◆ Collected data ◆
***

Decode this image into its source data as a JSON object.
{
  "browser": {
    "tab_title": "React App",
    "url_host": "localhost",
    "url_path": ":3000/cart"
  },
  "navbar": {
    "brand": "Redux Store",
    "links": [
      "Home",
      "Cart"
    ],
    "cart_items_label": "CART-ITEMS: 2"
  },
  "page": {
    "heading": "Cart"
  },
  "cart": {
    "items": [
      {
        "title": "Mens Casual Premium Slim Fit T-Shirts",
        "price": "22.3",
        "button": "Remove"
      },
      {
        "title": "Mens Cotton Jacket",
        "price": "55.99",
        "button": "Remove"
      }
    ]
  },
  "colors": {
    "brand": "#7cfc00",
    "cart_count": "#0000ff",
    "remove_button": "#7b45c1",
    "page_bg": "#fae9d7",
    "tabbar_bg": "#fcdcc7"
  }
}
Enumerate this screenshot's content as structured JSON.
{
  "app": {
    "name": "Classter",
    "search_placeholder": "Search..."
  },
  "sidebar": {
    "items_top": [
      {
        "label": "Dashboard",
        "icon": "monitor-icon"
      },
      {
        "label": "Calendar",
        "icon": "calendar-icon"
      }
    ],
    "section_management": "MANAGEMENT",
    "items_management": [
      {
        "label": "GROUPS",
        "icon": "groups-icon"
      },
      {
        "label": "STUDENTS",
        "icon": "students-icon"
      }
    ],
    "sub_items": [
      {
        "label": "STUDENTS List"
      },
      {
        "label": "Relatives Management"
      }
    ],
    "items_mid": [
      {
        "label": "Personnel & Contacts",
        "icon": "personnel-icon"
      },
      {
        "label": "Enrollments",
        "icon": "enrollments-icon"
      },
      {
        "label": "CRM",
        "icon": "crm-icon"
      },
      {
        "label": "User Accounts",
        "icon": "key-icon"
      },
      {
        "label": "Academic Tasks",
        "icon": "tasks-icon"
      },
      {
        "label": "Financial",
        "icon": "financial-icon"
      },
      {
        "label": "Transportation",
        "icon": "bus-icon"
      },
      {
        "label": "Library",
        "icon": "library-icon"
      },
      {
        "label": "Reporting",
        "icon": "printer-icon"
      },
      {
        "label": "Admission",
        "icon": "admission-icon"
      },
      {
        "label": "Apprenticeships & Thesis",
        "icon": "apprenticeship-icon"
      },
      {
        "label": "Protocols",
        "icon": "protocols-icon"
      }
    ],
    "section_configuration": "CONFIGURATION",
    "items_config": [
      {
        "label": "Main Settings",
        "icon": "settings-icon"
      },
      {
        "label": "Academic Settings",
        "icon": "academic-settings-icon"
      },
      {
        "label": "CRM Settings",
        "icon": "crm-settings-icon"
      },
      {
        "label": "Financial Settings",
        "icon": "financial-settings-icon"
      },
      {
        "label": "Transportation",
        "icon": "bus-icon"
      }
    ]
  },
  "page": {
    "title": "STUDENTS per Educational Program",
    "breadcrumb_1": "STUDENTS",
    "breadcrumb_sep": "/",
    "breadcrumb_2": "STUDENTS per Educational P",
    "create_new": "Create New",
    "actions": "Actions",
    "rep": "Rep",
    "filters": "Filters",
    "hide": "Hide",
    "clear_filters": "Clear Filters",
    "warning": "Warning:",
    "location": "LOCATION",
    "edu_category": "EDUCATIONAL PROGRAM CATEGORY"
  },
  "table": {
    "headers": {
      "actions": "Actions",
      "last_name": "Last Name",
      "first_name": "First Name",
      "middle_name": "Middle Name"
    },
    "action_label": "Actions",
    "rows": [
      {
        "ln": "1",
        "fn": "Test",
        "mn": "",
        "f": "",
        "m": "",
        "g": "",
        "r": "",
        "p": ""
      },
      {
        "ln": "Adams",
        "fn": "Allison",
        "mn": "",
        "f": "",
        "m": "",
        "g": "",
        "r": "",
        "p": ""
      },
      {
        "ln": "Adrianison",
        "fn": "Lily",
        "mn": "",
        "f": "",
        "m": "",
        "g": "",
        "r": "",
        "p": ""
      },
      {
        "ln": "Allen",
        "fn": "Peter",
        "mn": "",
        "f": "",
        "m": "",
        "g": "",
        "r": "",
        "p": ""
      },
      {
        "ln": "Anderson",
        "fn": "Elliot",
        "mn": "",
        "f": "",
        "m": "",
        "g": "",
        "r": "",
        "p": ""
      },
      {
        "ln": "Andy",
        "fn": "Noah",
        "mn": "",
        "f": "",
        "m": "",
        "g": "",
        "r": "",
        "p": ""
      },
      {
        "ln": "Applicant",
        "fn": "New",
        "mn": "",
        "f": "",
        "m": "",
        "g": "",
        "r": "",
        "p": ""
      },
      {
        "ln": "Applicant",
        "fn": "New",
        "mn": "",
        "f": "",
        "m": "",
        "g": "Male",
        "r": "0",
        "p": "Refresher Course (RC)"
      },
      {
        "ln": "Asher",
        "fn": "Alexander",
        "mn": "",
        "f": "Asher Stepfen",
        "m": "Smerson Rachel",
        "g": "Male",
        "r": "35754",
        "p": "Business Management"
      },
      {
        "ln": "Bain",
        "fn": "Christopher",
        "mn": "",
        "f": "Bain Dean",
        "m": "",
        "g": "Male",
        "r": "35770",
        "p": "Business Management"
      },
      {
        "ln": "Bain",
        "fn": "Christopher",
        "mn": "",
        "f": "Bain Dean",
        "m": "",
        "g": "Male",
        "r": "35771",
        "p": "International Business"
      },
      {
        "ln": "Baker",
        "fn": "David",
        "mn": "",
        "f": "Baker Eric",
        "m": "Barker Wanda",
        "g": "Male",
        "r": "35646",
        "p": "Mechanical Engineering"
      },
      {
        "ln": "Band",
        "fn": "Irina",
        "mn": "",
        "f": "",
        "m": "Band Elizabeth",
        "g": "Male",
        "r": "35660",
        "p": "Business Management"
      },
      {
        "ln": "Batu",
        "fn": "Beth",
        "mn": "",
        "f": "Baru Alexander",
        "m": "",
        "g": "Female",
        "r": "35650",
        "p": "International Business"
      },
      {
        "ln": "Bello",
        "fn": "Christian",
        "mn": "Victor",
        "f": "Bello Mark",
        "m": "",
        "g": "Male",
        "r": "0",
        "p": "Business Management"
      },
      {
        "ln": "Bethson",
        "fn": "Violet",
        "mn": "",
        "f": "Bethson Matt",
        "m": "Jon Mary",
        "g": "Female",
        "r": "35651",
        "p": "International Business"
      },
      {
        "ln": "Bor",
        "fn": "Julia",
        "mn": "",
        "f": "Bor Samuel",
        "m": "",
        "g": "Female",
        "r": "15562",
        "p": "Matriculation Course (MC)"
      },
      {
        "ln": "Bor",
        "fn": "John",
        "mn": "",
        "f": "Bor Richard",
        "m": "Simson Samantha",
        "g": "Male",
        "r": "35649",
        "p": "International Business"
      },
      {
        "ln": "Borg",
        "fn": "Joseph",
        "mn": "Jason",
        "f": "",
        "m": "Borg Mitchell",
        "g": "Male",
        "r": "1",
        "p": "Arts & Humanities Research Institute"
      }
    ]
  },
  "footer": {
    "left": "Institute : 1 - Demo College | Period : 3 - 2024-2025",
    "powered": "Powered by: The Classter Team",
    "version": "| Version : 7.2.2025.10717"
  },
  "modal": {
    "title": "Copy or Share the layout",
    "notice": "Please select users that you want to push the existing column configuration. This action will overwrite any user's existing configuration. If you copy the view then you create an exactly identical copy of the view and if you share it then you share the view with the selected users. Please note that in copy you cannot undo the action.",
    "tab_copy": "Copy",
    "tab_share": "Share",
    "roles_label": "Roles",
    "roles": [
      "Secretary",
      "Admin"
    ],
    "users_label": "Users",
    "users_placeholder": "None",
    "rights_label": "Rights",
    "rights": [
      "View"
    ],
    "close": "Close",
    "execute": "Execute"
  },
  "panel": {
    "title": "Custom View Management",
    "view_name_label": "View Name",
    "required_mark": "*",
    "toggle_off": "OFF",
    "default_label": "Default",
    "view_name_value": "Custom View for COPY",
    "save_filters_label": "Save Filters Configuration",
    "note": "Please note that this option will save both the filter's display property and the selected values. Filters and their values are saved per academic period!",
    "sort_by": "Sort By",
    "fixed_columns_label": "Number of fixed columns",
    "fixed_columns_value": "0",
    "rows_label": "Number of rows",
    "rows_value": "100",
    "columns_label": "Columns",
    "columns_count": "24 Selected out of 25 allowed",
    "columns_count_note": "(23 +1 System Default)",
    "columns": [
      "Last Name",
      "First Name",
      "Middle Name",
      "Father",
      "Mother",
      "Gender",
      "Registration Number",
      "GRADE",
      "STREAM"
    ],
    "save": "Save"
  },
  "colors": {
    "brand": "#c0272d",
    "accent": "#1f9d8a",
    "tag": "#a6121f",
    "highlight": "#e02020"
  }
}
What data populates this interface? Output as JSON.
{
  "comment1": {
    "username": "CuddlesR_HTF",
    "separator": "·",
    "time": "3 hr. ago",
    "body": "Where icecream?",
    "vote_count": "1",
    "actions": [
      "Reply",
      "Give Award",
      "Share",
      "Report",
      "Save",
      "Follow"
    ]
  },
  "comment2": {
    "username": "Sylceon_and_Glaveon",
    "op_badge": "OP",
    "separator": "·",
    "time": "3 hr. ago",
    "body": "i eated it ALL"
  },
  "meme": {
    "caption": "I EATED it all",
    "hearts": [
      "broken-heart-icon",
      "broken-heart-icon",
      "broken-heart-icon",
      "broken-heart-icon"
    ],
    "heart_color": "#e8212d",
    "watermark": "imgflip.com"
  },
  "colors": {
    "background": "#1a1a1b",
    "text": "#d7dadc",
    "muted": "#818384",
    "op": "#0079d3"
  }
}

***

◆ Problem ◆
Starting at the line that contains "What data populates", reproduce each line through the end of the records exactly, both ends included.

◆ Written response ◆
What data populates this interface? Output as JSON.
{
  "comment1": {
    "username": "CuddlesR_HTF",
    "separator": "·",
    "time": "3 hr. ago",
    "body": "Where icecream?",
    "vote_count": "1",
    "actions": [
      "Reply",
      "Give Award",
      "Share",
      "Report",
      "Save",
      "Follow"
    ]
  },
  "comment2": {
    "username": "Sylceon_and_Glaveon",
    "op_badge": "OP",
    "separator": "·",
    "time": "3 hr. ago",
    "body": "i eated it ALL"
  },
  "meme": {
    "caption": "I EATED it all",
    "hearts": [
      "broken-heart-icon",
      "broken-heart-icon",
      "broken-heart-icon",
      "broken-heart-icon"
    ],
    "heart_color": "#e8212d",
    "watermark": "imgflip.com"
  },
  "colors": {
    "background": "#1a1a1b",
    "text": "#d7dadc",
    "muted": "#818384",
    "op": "#0079d3"
  }
}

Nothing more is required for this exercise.